Instead, the markets have exhibited serious doubt that Spain's problems -- a tanking financial sector, a shrinking economy, Europe's highest unemployment rate -- are being adequately addressed. Even Madrid's own official forecast doesn't envisage the economy growing again until 2014.
On Monday, Spanish Economy Minister Luis de Guindos insisted that his country would not become the latest, and by far the economically largest, member of the 17-nation Eurozone to require a full-fledged government bailout. But many analysts and investors discount such protestations, because officials in Greece, Ireland and Portugal all said the same before bowing to the inevitable and seeking emergency loans.
De Guindos accused the markets of overreacting.
"There are situations of irrationality in the short-term behavior of the markets, extreme nervousness, which can't be resolved by governments and must be sorted out from other angles," he told reporters in Madrid.
"Spain right now is the breakwater in the current uncertainty surrounding the euro. But this goes beyond Spain," De Guindos added.
He was right on that score: Borrowing rates for Italy, whose economy is even larger than Spain's, have also edged up in recent days. Italian Prime Minister Mario Monti also has had to dispel speculation over a possible rescue for Rome. Europe's bailout funds would probably be overwhelmed if both Spain and Italy needed propping up, a dire scenario that some analysts say could be fast approaching.
The first Eurozone nation to seek a bailout, Greece, is still hanging by a thread. On Tuesday, international monitors are scheduled to arrive in Athens to examine the government's progress in reducing spending and enacting the economic reforms that are the conditions of the country's two massive bailout packages.
Concern is growing that the recent political turmoil in Greece, which held two national elections in the space of six weeks, has thrown its reform program far off track. If inspectors determine that Athens has failed to meet its commitments, the flow of emergency loans could be cut off, putting Greece at risk of bankruptcy.
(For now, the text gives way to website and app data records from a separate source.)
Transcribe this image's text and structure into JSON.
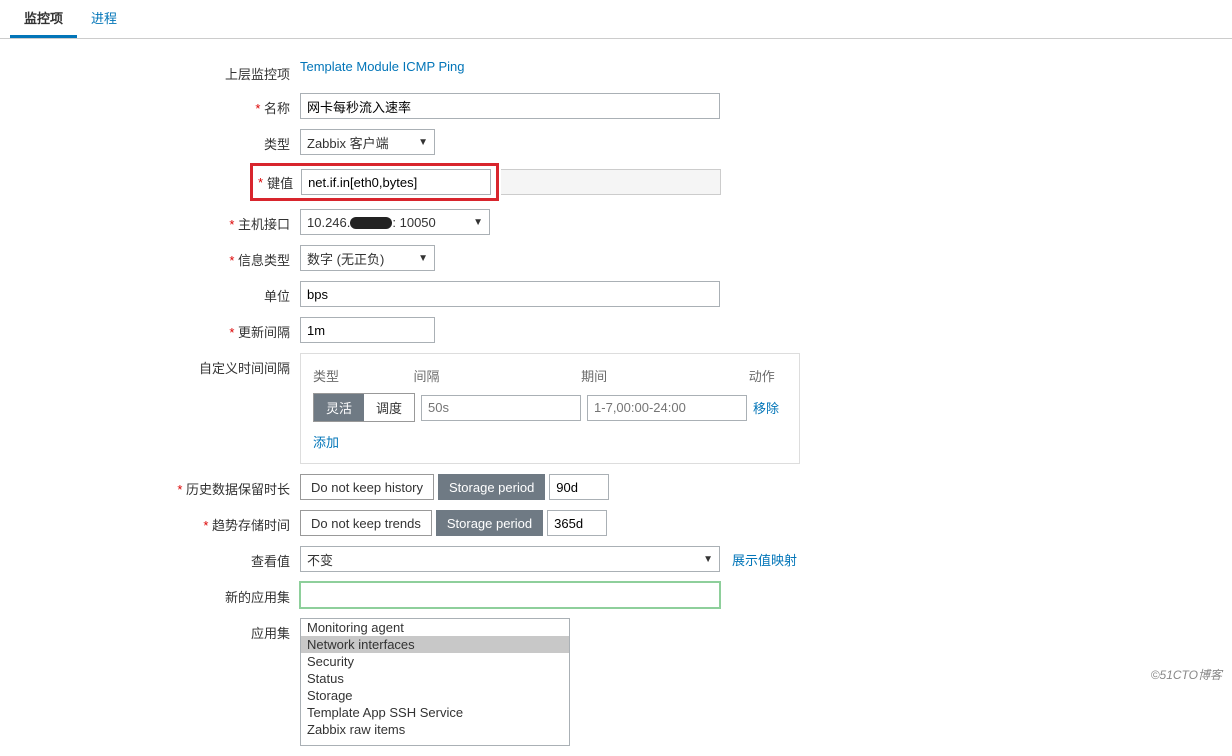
{
  "tabs": {
    "monitor": "监控项",
    "process": "进程"
  },
  "parent": {
    "label": "上层监控项",
    "link": "Template Module ICMP Ping"
  },
  "name": {
    "label": "名称",
    "value": "网卡每秒流入速率"
  },
  "type": {
    "label": "类型",
    "value": "Zabbix 客户端"
  },
  "key": {
    "label": "键值",
    "value": "net.if.in[eth0,bytes]"
  },
  "iface": {
    "label": "主机接口",
    "ip_prefix": "10.246",
    "port": ": 10050"
  },
  "info": {
    "label": "信息类型",
    "value": "数字 (无正负)"
  },
  "unit": {
    "label": "单位",
    "value": "bps"
  },
  "update": {
    "label": "更新间隔",
    "value": "1m"
  },
  "custom": {
    "label": "自定义时间间隔",
    "cols": {
      "type": "类型",
      "interval": "间隔",
      "period": "期间",
      "action": "动作"
    },
    "seg": {
      "flex": "灵活",
      "sched": "调度"
    },
    "ph_interval": "50s",
    "ph_period": "1-7,00:00-24:00",
    "remove": "移除",
    "add": "添加"
  },
  "history": {
    "label": "历史数据保留时长",
    "btn1": "Do not keep history",
    "btn2": "Storage period",
    "value": "90d"
  },
  "trends": {
    "label": "趋势存储时间",
    "btn1": "Do not keep trends",
    "btn2": "Storage period",
    "value": "365d"
  },
  "view": {
    "label": "查看值",
    "value": "不变",
    "link": "展示值映射"
  },
  "newapp": {
    "label": "新的应用集",
    "value": ""
  },
  "apps": {
    "label": "应用集",
    "items": [
      "Monitoring agent",
      "Network interfaces",
      "Security",
      "Status",
      "Storage",
      "Template App SSH Service",
      "Zabbix raw items"
    ],
    "selected": 1
  },
  "watermark": "©51CTO博客"
}
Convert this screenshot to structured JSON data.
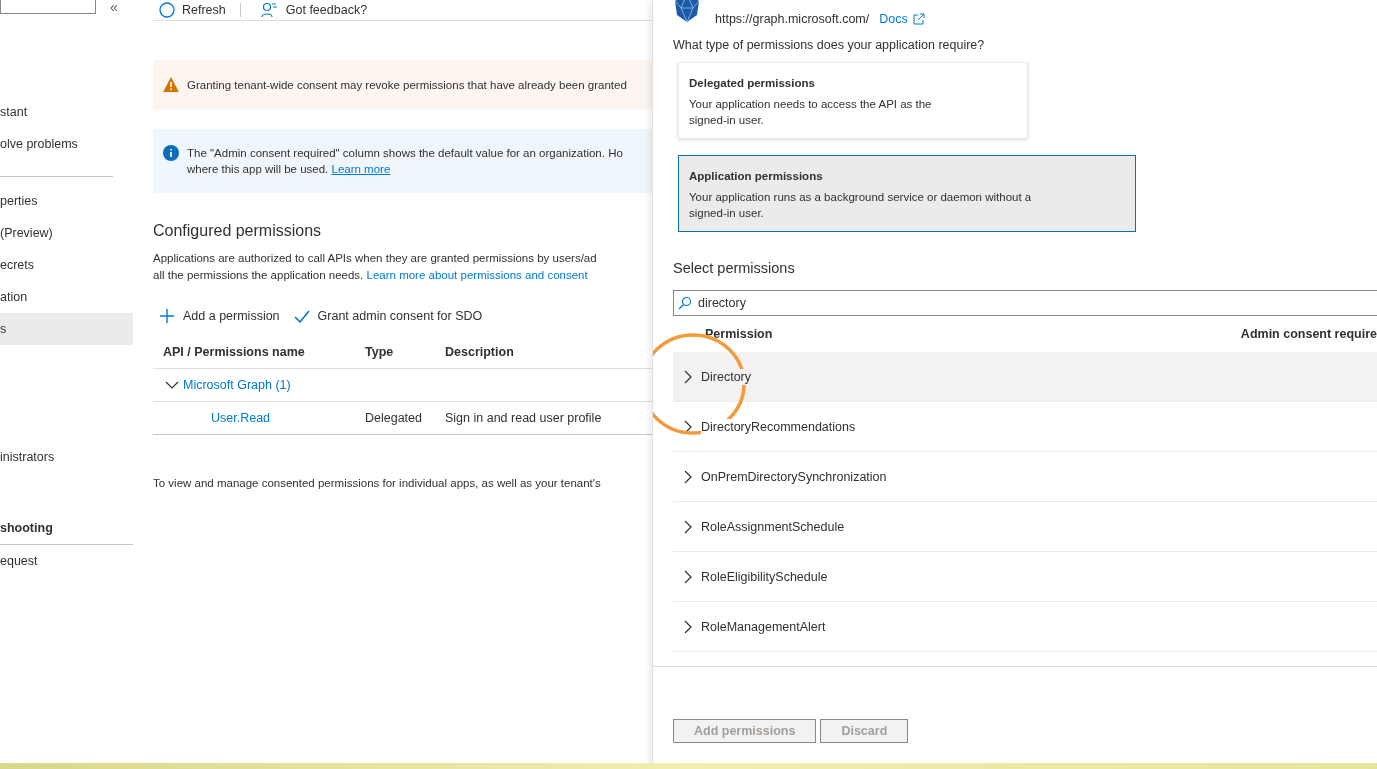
{
  "sidebar": {
    "collapse": "«",
    "items": [
      {
        "kind": "item",
        "label": "stant",
        "selected": false
      },
      {
        "kind": "item",
        "label": "olve problems",
        "selected": false
      },
      {
        "kind": "item",
        "label": "perties",
        "selected": false
      },
      {
        "kind": "item",
        "label": "(Preview)",
        "selected": false
      },
      {
        "kind": "item",
        "label": "ecrets",
        "selected": false
      },
      {
        "kind": "item",
        "label": "ation",
        "selected": false
      },
      {
        "kind": "item",
        "label": "s",
        "selected": true
      },
      {
        "kind": "item",
        "label": "inistrators",
        "selected": false
      },
      {
        "kind": "heading",
        "label": "shooting",
        "selected": false
      },
      {
        "kind": "item",
        "label": "equest",
        "selected": false
      }
    ]
  },
  "toolbar": [
    {
      "kind": "refresh",
      "label": "Refresh"
    },
    {
      "kind": "feedback",
      "label": "Got feedback?"
    }
  ],
  "warning": {
    "text": "Granting tenant-wide consent may revoke permissions that have already been granted"
  },
  "info": {
    "lines": [
      "The \"Admin consent required\" column shows the default value for an organization. Ho",
      "where this app will be used."
    ],
    "link": "Learn more"
  },
  "configured": {
    "title": "Configured permissions",
    "lines": [
      "Applications are authorized to call APIs when they are granted permissions by users/ad",
      "all the permissions the application needs."
    ],
    "link": "Learn more about permissions and consent"
  },
  "actions": [
    {
      "kind": "add",
      "label": "Add a permission"
    },
    {
      "kind": "grant",
      "label": "Grant admin consent for SDO"
    }
  ],
  "table": {
    "columns": [
      "API / Permissions name",
      "Type",
      "Description"
    ],
    "groups": [
      {
        "label": "Microsoft Graph (1)",
        "expanded": true,
        "rows": [
          {
            "name": "User.Read",
            "type": "Delegated",
            "description": "Sign in and read user profile"
          }
        ]
      }
    ]
  },
  "footer_text": "To view and manage consented permissions for individual apps, as well as your tenant's",
  "panel": {
    "api_url": "https://graph.microsoft.com/",
    "docs_link": "Docs",
    "question": "What type of permissions does your application require?",
    "types": [
      {
        "title": "Delegated permissions",
        "description": "Your application needs to access the API as the signed-in user.",
        "selected": false
      },
      {
        "title": "Application permissions",
        "description": "Your application runs as a background service or daemon without a signed-in user.",
        "selected": true
      }
    ],
    "select_title": "Select permissions",
    "search": {
      "value": "directory"
    },
    "columns": [
      "Permission",
      "Admin consent require"
    ],
    "permissions": [
      {
        "label": "Directory",
        "expanded": false,
        "highlighted": true
      },
      {
        "label": "DirectoryRecommendations",
        "expanded": false,
        "highlighted": false
      },
      {
        "label": "OnPremDirectorySynchronization",
        "expanded": false,
        "highlighted": false
      },
      {
        "label": "RoleAssignmentSchedule",
        "expanded": false,
        "highlighted": false
      },
      {
        "label": "RoleEligibilitySchedule",
        "expanded": false,
        "highlighted": false
      },
      {
        "label": "RoleManagementAlert",
        "expanded": false,
        "highlighted": false
      }
    ],
    "buttons": [
      {
        "label": "Add permissions",
        "disabled": true
      },
      {
        "label": "Discard",
        "disabled": true
      }
    ]
  }
}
The effects of a chaotic default are unknown. Though some analysts say it could wreak havoc on the global economy, others argue that the world has had time to prepare for such an eventuality and minimize the fallout.
Impatience with Greece is growing stronger in Germany, Europe's paymaster, where more and more politicians are speaking out against the idea of cutting Athens any more slack. Over the weekend, Germany's vice chancellor suggested that ejecting Greece from the Eurozone, once considered a dangerous idea, might be the best course of action in the end.
"A Greek exit from the Eurozone has long since lost its horror,” Philipp Roesler told German television Sunday.
-- Henry Chu
Photo: Spanish Economy Minister Luis de Guindos gestures during a parliamentary hearing in Madrid on Monday. The portrait at rear is of Miguel Herrero y Rodríguez de Miñón, one of the seven fathers of the Spanish Constitution. Credit: Andres Kudacki / Associated Press